Microsoft’s Office 365 is a good choice if you also need to use Word, Excel, and other MS products along with your Outlook. Many independent email providers also use 365, which means you get to continue using Outlook even if you don’t want the other Office programs. It’s a little more expensive if you go directly through Microsoft, but it comes with a bunch of other applications as well.
Rackspace offers secure, private email using your domain name with 25 GB of space, plus premium spam and virus filtering, starting at $2.99 a month for a plain POP/IMAP account and $14 for Exchange. The platform works with both Office 365 and Exchange, so you can still use Outlook if that’s your preferred email client.
IceWarp gives you a “Lite” version for $2.50 a month that includes email & calendaring, online document editing, antivirus, unlimited groups and sharing, mailing lists for email distribution, web meetings with screen sharing, audio and video calls, mobile apps and email archiving.

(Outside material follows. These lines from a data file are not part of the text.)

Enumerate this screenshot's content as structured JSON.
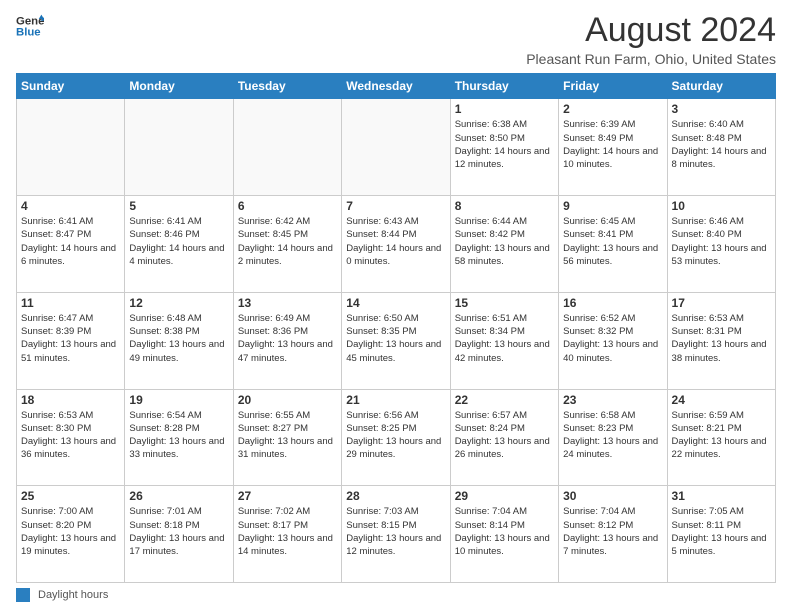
{
  "header": {
    "logo_line1": "General",
    "logo_line2": "Blue",
    "title": "August 2024",
    "subtitle": "Pleasant Run Farm, Ohio, United States"
  },
  "calendar": {
    "days_of_week": [
      "Sunday",
      "Monday",
      "Tuesday",
      "Wednesday",
      "Thursday",
      "Friday",
      "Saturday"
    ],
    "weeks": [
      [
        {
          "day": "",
          "info": ""
        },
        {
          "day": "",
          "info": ""
        },
        {
          "day": "",
          "info": ""
        },
        {
          "day": "",
          "info": ""
        },
        {
          "day": "1",
          "info": "Sunrise: 6:38 AM\nSunset: 8:50 PM\nDaylight: 14 hours and 12 minutes."
        },
        {
          "day": "2",
          "info": "Sunrise: 6:39 AM\nSunset: 8:49 PM\nDaylight: 14 hours and 10 minutes."
        },
        {
          "day": "3",
          "info": "Sunrise: 6:40 AM\nSunset: 8:48 PM\nDaylight: 14 hours and 8 minutes."
        }
      ],
      [
        {
          "day": "4",
          "info": "Sunrise: 6:41 AM\nSunset: 8:47 PM\nDaylight: 14 hours and 6 minutes."
        },
        {
          "day": "5",
          "info": "Sunrise: 6:41 AM\nSunset: 8:46 PM\nDaylight: 14 hours and 4 minutes."
        },
        {
          "day": "6",
          "info": "Sunrise: 6:42 AM\nSunset: 8:45 PM\nDaylight: 14 hours and 2 minutes."
        },
        {
          "day": "7",
          "info": "Sunrise: 6:43 AM\nSunset: 8:44 PM\nDaylight: 14 hours and 0 minutes."
        },
        {
          "day": "8",
          "info": "Sunrise: 6:44 AM\nSunset: 8:42 PM\nDaylight: 13 hours and 58 minutes."
        },
        {
          "day": "9",
          "info": "Sunrise: 6:45 AM\nSunset: 8:41 PM\nDaylight: 13 hours and 56 minutes."
        },
        {
          "day": "10",
          "info": "Sunrise: 6:46 AM\nSunset: 8:40 PM\nDaylight: 13 hours and 53 minutes."
        }
      ],
      [
        {
          "day": "11",
          "info": "Sunrise: 6:47 AM\nSunset: 8:39 PM\nDaylight: 13 hours and 51 minutes."
        },
        {
          "day": "12",
          "info": "Sunrise: 6:48 AM\nSunset: 8:38 PM\nDaylight: 13 hours and 49 minutes."
        },
        {
          "day": "13",
          "info": "Sunrise: 6:49 AM\nSunset: 8:36 PM\nDaylight: 13 hours and 47 minutes."
        },
        {
          "day": "14",
          "info": "Sunrise: 6:50 AM\nSunset: 8:35 PM\nDaylight: 13 hours and 45 minutes."
        },
        {
          "day": "15",
          "info": "Sunrise: 6:51 AM\nSunset: 8:34 PM\nDaylight: 13 hours and 42 minutes."
        },
        {
          "day": "16",
          "info": "Sunrise: 6:52 AM\nSunset: 8:32 PM\nDaylight: 13 hours and 40 minutes."
        },
        {
          "day": "17",
          "info": "Sunrise: 6:53 AM\nSunset: 8:31 PM\nDaylight: 13 hours and 38 minutes."
        }
      ],
      [
        {
          "day": "18",
          "info": "Sunrise: 6:53 AM\nSunset: 8:30 PM\nDaylight: 13 hours and 36 minutes."
        },
        {
          "day": "19",
          "info": "Sunrise: 6:54 AM\nSunset: 8:28 PM\nDaylight: 13 hours and 33 minutes."
        },
        {
          "day": "20",
          "info": "Sunrise: 6:55 AM\nSunset: 8:27 PM\nDaylight: 13 hours and 31 minutes."
        },
        {
          "day": "21",
          "info": "Sunrise: 6:56 AM\nSunset: 8:25 PM\nDaylight: 13 hours and 29 minutes."
        },
        {
          "day": "22",
          "info": "Sunrise: 6:57 AM\nSunset: 8:24 PM\nDaylight: 13 hours and 26 minutes."
        },
        {
          "day": "23",
          "info": "Sunrise: 6:58 AM\nSunset: 8:23 PM\nDaylight: 13 hours and 24 minutes."
        },
        {
          "day": "24",
          "info": "Sunrise: 6:59 AM\nSunset: 8:21 PM\nDaylight: 13 hours and 22 minutes."
        }
      ],
      [
        {
          "day": "25",
          "info": "Sunrise: 7:00 AM\nSunset: 8:20 PM\nDaylight: 13 hours and 19 minutes."
        },
        {
          "day": "26",
          "info": "Sunrise: 7:01 AM\nSunset: 8:18 PM\nDaylight: 13 hours and 17 minutes."
        },
        {
          "day": "27",
          "info": "Sunrise: 7:02 AM\nSunset: 8:17 PM\nDaylight: 13 hours and 14 minutes."
        },
        {
          "day": "28",
          "info": "Sunrise: 7:03 AM\nSunset: 8:15 PM\nDaylight: 13 hours and 12 minutes."
        },
        {
          "day": "29",
          "info": "Sunrise: 7:04 AM\nSunset: 8:14 PM\nDaylight: 13 hours and 10 minutes."
        },
        {
          "day": "30",
          "info": "Sunrise: 7:04 AM\nSunset: 8:12 PM\nDaylight: 13 hours and 7 minutes."
        },
        {
          "day": "31",
          "info": "Sunrise: 7:05 AM\nSunset: 8:11 PM\nDaylight: 13 hours and 5 minutes."
        }
      ]
    ]
  },
  "legend": {
    "label": "Daylight hours"
  }
}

While it doesn’t have Exchange compatibility, if you go up to $7 a month you can add a team chat option, mobile synchronization, advanced administration and an API console, a desktop client that replaces Outlook, and even software to use instead of MS Office.
Intermedia is PC Magazine’s highest-rated business email service, offering most of the same features and benefits as Office 365. Pricing starts from $7.49 per user/month for Exchange email with a variety of other plans available.
ProtonMail bills itself as “the world’s largest encrypted email company,” serving millions of end-users worldwide and protecting client communications against modern-day cyber-attacks. It starts at $5.00 a month and offers a range of add-on extras to help customize while keeping your costs down.
Choosing a Provider
It’s not just about pricing or even security, however. When you’re choosing an email hosting provider, make sure you look for one that offers support to match your level of expertise.
Exchange can be tricky to set up, as are POP and IMAP, and it’s easy to put in the wrong protocol during configuration and end up with all your emails for the past 10 years on your hard drive, instead of in the cloud where you wanted them!
If you’re new to setting up and managing email programs, find a provider who will help you through the setup and migration process and not leave you waving in the wind.
In the Final Analysis
Many hosting providers give you an email account either for free or costing a dollar or two per month, but they aren’t the same as a secure, branded domain email. Rather, they are simple email services, and, depending on the reputation of the server farm you are hosted on, could even be on some email blacklists, so your emails just go in the spam folder. Your recipients won’t get your messages, and you’ll never even know it.
Finally, Microsoft Exchange is pretty much the gold standard for a small business, but it can be difficult to manage it yourself. Getting it through an established provider ensures that you have it set up correctly and receive all the support you need.
It will probably cost you less than the revenue generated by one more client, so you’ll be able to easily cover the cost of a reliable and professional email address for years to come.